When I came to write my novel The Interview, I felt I knew Eileen Gray. After all I had researched and written a previous book, Time & Destiny, a radio play for RTE, Time & Straw, several features and I’d given talks on her as far afield as Monaco. But I was wrong, I didn’t know her, still don’t, and that is part of her mystique.
The facts of her life are well documented. From the beginning it was the hidden, less publicised aspects that I found most intriguing. Because she had destroyed private papers, letters and photographs but left detailed accounts of each of her projects, I knew I had to be true to her work but I felt a strange entitlement to give her a happier personal life than she had experienced.
Throughout the pages of Time & Destiny she is unconditionally loved and desired by people I deemed worthy of her.
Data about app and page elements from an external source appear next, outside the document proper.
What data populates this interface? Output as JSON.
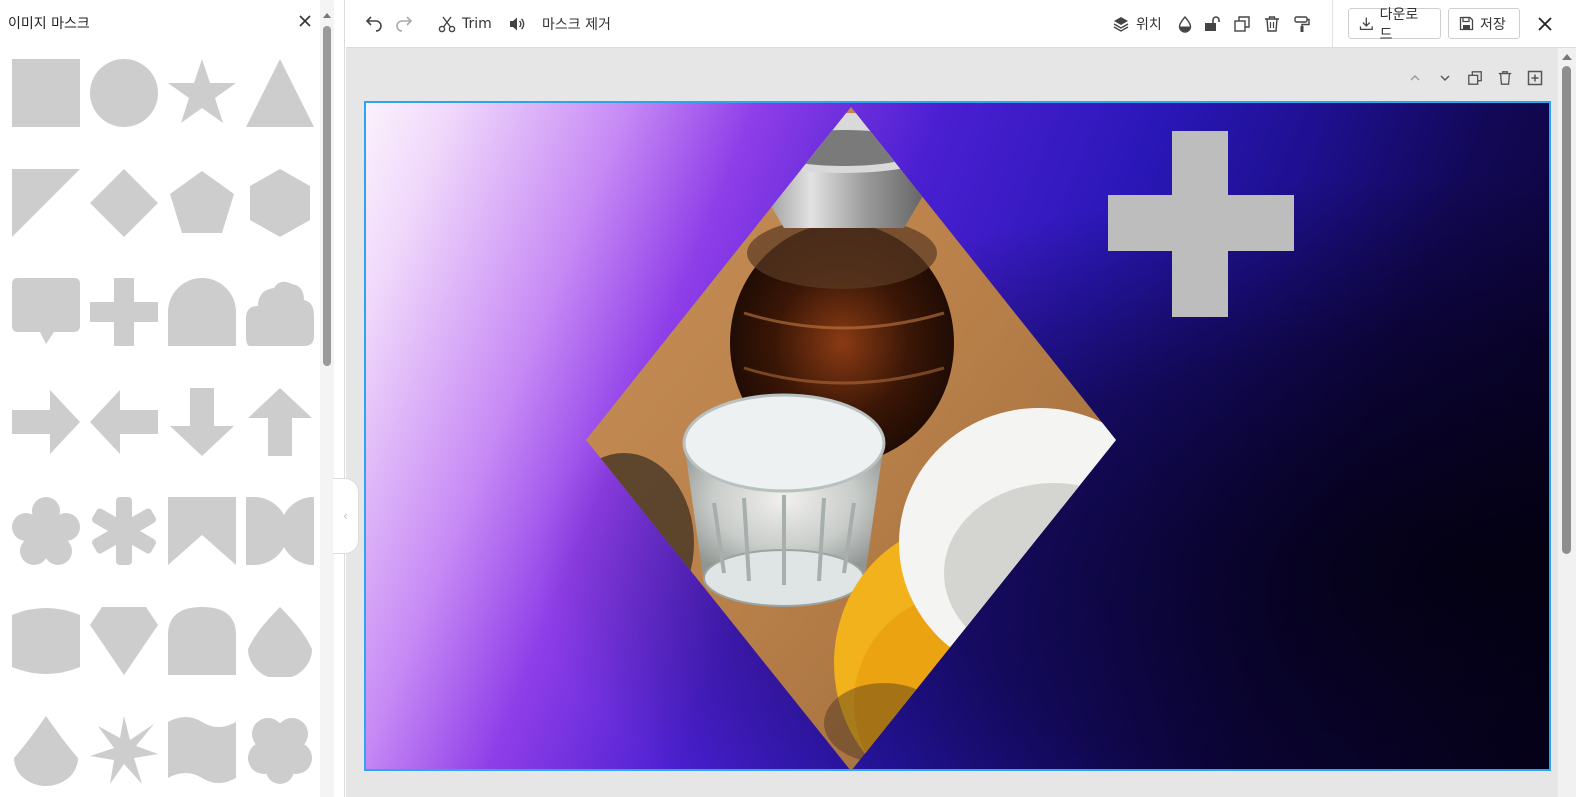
{
  "panel": {
    "title": "이미지 마스크",
    "close_icon": "close-icon",
    "shape_color": "#cdcdcd",
    "shapes": [
      "square",
      "circle",
      "star",
      "triangle",
      "right-triangle",
      "diamond",
      "pentagon",
      "hexagon",
      "speech-bubble",
      "cross",
      "arch",
      "cloud",
      "arrow-right",
      "arrow-left",
      "arrow-down",
      "arrow-up",
      "flower",
      "asterisk",
      "ribbon",
      "moon-split",
      "cylinder",
      "gem",
      "tombstone",
      "teardrop",
      "drop",
      "starburst",
      "wave-flag",
      "clover"
    ]
  },
  "toolbar": {
    "undo_icon": "undo-icon",
    "redo_icon": "redo-icon",
    "trim_label": "Trim",
    "trim_icon": "scissors-icon",
    "audio_icon": "speaker-icon",
    "remove_mask_label": "마스크 제거",
    "position_label": "위치",
    "position_icon": "layers-icon",
    "opacity_icon": "drop-icon",
    "lock_icon": "unlock-icon",
    "duplicate_icon": "duplicate-icon",
    "delete_icon": "trash-icon",
    "paint_icon": "paint-roller-icon",
    "download_label": "다운로드",
    "save_label": "저장",
    "close_icon": "close-icon"
  },
  "canvas": {
    "selection_color": "#2ea3f2",
    "mini_controls": [
      "chevron-up-icon",
      "chevron-down-icon",
      "duplicate-icon",
      "trash-icon",
      "add-page-icon"
    ],
    "plus_color": "#bdbdbd"
  }
}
I loved the competent way she nurtured her talent, engaging Sugawara, the Japanese lacquerist to teach her the finer points of lacquering; refusing to follow the opulent trends of the time; and her working relationship with Jacques Doucet. I was amazed at her discreet but disastrous relationships with both men and women: her love affair with nightclub singer Damia and the destruction of her liaison with Romanian architect Jean Badovici. I was as saddened as Eileen at the re-furbishing of her family home, Brownswood (see photos below), and understood her refusal to return; outraged at the state of E.1027, the love nest she created for Jean Badovici.
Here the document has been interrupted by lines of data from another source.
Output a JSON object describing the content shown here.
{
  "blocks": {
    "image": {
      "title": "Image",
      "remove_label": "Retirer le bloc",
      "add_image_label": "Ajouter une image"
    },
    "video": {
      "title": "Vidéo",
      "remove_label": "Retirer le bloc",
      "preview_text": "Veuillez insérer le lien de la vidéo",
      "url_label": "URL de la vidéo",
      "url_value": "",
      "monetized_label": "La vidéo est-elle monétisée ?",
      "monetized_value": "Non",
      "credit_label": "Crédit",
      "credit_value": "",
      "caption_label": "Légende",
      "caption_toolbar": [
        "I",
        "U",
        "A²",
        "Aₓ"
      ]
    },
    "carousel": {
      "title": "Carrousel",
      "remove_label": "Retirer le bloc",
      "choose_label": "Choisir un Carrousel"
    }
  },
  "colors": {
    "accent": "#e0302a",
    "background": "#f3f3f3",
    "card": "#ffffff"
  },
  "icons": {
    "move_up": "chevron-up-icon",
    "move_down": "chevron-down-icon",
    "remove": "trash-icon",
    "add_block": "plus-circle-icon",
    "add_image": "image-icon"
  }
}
I was fascinated by her elegant lifestyle in Paris and refusal to use her title; her wardrobe of designer clothes, handmade silk underwear, perfectly manicured nails and sharply bobbed hair. I admired her courage and ability to take on new ventures – driving an ambulance during the World War I; learning to fly; travelling the world. Despite her reclusiveness and failing eyesight, her selected interest in the world around her never diminished.
She had always been reluctant to give interviews and disliked being courted by the international media, as she had been from the early 1900s. In 1972 the record-breaking price paid for her lacquer screen Le Destin forced her back in the public eye. Reporters from all over the world clamoured for interviews, quotes and comments.
Long a fan of Bruce Chatwin’s writings, when I heard he’d been one of those reporters, I set about tracking down his interview with Eileen Gray. It wasn’t in any of his anthologies. Eventually I discovered from his wife, Elizabeth, that the interview had never been published.
My wondering what happened between the retiring designer who had become an international icon, second time around, and the charismatic maestro of interviews, was the trigger that drove me to write The Interview.
Eileen Gray Exhibition Pompidou Centre Paris, 2013
Brownswood image gallery
E.1027 image gallery